For all of its popularity, Turandot goes against just about all the grain-lines that set expectations. If it is to be called a love story at all, it could well be the most enigmatic one in the opera literature, the strongest competition being Richard Strauss’ Die Frau ohne Schatten (the woman without a shadow), which predates Turandot by about half a decade. One might almost call Turandot pure spectacle (which Frau ohne Schatten decidedly is not), rather than a love story; and it is definitely a far cry from the commedia dell’arte play by Carlo Gozzi that inspired Friedrich Schiller to write his play Turandot, Prinzessin von China, which is usually taken as the source for the libretto that Giuseppe Adami and Renato Simoni prepared for Puccini. Ultimately, one has to fall back on that time-worn (if not forgotten) cliché: “It is what it is.”
Last night’s performance, however, definitely tipped the scales in favor of pure spectacle. If nothing else, this may have been the most unabashedly loud performance I have experienced in the War Memorial Opera House for some time (including past performances of Turandot). This is a bit ironic, since the size of the orchestra for Richard Strauss’ “Elektra,” the other SFO offering at the present time, is 95, while there are only 73 musicians in the orchestra pit for Turandot. Nevertheless, Puccini pulled out as many stops as he could find for the first act of his final opera. Luisotti responded by playing the opening gesture with a loudness of ten and still managed to build up to eleven by the end of the act.
Note, however, the use of the adjective “loud,” rather than “noisy.” Under Luisotti’s interpretation, Turandot was no mere tantrum with lots of special effects. One can only describe it as a force of nature, and Luisotti was there to make sure that all of us on audience side experienced all of the impact of that force.
Needless to say, this poses a major challenge to the vocalists on stage. They have to sing accurately, clearly, and expressively through the orchestra’s wall of sound; and, with only a few exceptions, there are few opportunities to regather strength other than during the intermissions. (Ironically, the one extended period that does not demand full-time full strength was not composed by Puccini. It is the duet that Franco Alfano composed, after Puccini’s death, for Timur and Turandot before the final scene of the last act.) For the most part the vocalists rose to these physical challenges in Puccini’s score admirably.
Brian Jagde’s Timur definitely captured the right blend of precision, clarity, and expression. If that made him a bit melodramatic, one could not really expect otherwise from the libretto. Martina Serafin offered up what may well have been the most chilling personification of Turandot I have yet experienced:

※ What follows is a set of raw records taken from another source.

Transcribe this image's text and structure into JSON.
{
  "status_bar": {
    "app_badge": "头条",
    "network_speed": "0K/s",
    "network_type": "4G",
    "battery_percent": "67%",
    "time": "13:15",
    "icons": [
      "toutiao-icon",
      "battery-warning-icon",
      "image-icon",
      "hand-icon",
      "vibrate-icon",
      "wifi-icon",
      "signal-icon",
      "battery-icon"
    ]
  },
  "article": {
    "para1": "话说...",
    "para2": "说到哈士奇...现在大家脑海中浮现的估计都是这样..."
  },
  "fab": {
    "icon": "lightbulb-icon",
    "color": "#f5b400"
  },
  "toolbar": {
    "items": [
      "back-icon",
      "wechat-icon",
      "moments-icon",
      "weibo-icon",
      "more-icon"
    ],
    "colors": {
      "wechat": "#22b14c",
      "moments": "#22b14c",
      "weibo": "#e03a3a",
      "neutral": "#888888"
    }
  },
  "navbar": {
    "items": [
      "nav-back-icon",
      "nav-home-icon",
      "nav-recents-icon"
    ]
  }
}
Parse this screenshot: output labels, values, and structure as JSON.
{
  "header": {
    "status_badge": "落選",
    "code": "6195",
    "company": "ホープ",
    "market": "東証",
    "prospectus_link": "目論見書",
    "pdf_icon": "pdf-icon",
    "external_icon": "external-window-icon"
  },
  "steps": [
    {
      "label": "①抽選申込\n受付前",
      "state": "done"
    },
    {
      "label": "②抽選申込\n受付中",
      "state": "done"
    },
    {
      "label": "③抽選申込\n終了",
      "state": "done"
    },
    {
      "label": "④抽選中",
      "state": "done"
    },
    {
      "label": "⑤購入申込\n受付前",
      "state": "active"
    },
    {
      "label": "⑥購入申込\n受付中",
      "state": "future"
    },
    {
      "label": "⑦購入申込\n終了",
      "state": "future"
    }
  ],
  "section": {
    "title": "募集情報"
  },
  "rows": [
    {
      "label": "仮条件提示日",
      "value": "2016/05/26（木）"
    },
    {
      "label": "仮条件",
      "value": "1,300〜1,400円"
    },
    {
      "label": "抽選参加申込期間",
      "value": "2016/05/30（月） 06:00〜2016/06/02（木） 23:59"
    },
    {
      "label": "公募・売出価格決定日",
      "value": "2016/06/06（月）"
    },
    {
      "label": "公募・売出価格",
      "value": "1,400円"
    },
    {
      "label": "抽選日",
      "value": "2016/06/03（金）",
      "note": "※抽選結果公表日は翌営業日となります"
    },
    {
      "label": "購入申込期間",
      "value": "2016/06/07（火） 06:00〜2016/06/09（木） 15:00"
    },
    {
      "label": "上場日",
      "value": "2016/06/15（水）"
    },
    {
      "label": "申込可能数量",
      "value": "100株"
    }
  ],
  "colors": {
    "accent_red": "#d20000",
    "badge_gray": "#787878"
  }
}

photograph by Cory Weaver, courtesy of San Francisco Opera
Like Jagde, she had a voice that could cut through the densest instrumental textures like butter, and her expressiveness well served the complications of Turandot’s character. Adler Fellow Toni Marie Palmertree had two major arias for Liù (in the first and third acts, respectively). The second of those provides the turning point for the entire narrative, and her account was riveting. Finally, in the extended writing for Ping, Pang, and Pong (the only vestiges of commedia dell’arte in the libretto), Joo Won Kang was most solid as Ping; but, for the most part, Julius Ahn (Pang) and Joel Sorensen (Pong) kept up with him, no mean feat considering the hyperactivity of the staging for them.
Four performances remain for this “first round” of Turandot; and any one of them should be taken as a must-see for opera lovers this month.